In summary – there’s no point in automating a broken process.

So, why do we want to automate our IT systems and the provisioning of them anyway? Primarily because we want two things:

  1. To take the boring repeatable activities that many IT administrators undertake and get a system to do it instead. This frees up time for the administrator to do the more interesting and difficult things.
  2. Remove the potential for errors. Anything that is done as a manual activity involving people is liable to be inconsistent and error-prone (I say liable, but really we all know that they will be inconsistent and error-prone). Cloud solutions are all based on the premise that everything is standardized, and thus we need to remove any activity that introduces unreliability.

OK, so we’ve now established that automation is a good thing. All we need to do now is work out HOW we’re going to automate, and this may introduce some difficult decisions.

So what are the automation options? Well, in my mind automation comes in three different flavours which should be used together to solve the automation challenge. Here they are with some definitions I found:

  1. Script – programs written for a special runtime environment that can interpret and automate the execution of tasks which could alternatively be executed one-by-one by a human operator. (http://en.wikipedia.org/wiki/Script_(computing))
  2. Orchestration – describes the automated arrangement, coordination, and management of complex computer systems, middleware, and services. (http://en.wikipedia.org/wiki/Orchestration_(computing))
  3. Policy – Policy-based management is an administrative approach that is used to simplify the management of a given endeavor by establishing policies to deal with situations that are likely to occur. (http://whatis.techtarget.com/definition/policy-based-management)

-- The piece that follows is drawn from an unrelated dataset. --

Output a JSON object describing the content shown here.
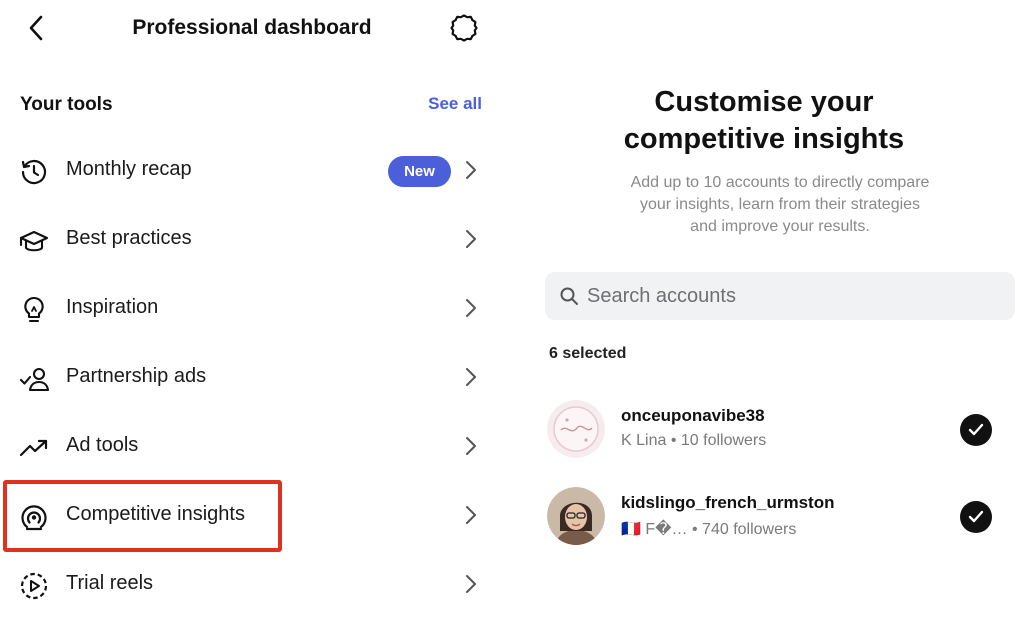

In terms of their use, the image below shows how I believe they should be used and in what quantities. As you can see, we should be aiming for as much policy implementation as possible with as little script as we can achieve.

If you have a process you’d like to automate, to find the solution, you should work up the pyramid from the bottom.

So the first question you should ask yourself is “can I create a policy or several policies to solve the problem?” This will have a dependency on the technology available to utilize the policy, but should be the first port of call. It may even be worth considering investing in the technology to make the policy implementation possible. The overhead of creating and maintaining policies are small and they will provide a robust solution to your problem with reliability and consistency.

If it isn’t possible to create a policy to solve the challenge, next consider orchestrating a solution. This will provide a reusable, standardized capability that has an element of management/maintenance overhead and will be reliable.

Finally, if neither policy nor orchestration will work for you, then utilize scripting as a last resort. Why a last resort? Scripting is a tactical, bespoke solution for a specific requirement and will require managing and maintenance during its entire life, which in turn will incur costs and will be less reliable.

So in summary, when you are considering automating a process:

  • Step back from the automation challenge and consider the options. They may not be what you expected.
  • Work up the “Love Triangle” from the bottom.
  • If you can’t implement a policy, consider orchestration and use scripting as a last resort.

For more great insight on automation, see our previous posts highlighting automation economics and IT automation roles.

Follow @VMwareCloudOps on Twitter for future updates, and join the conversation by using the #CloudOps and #SDDC hashtags on Twitter.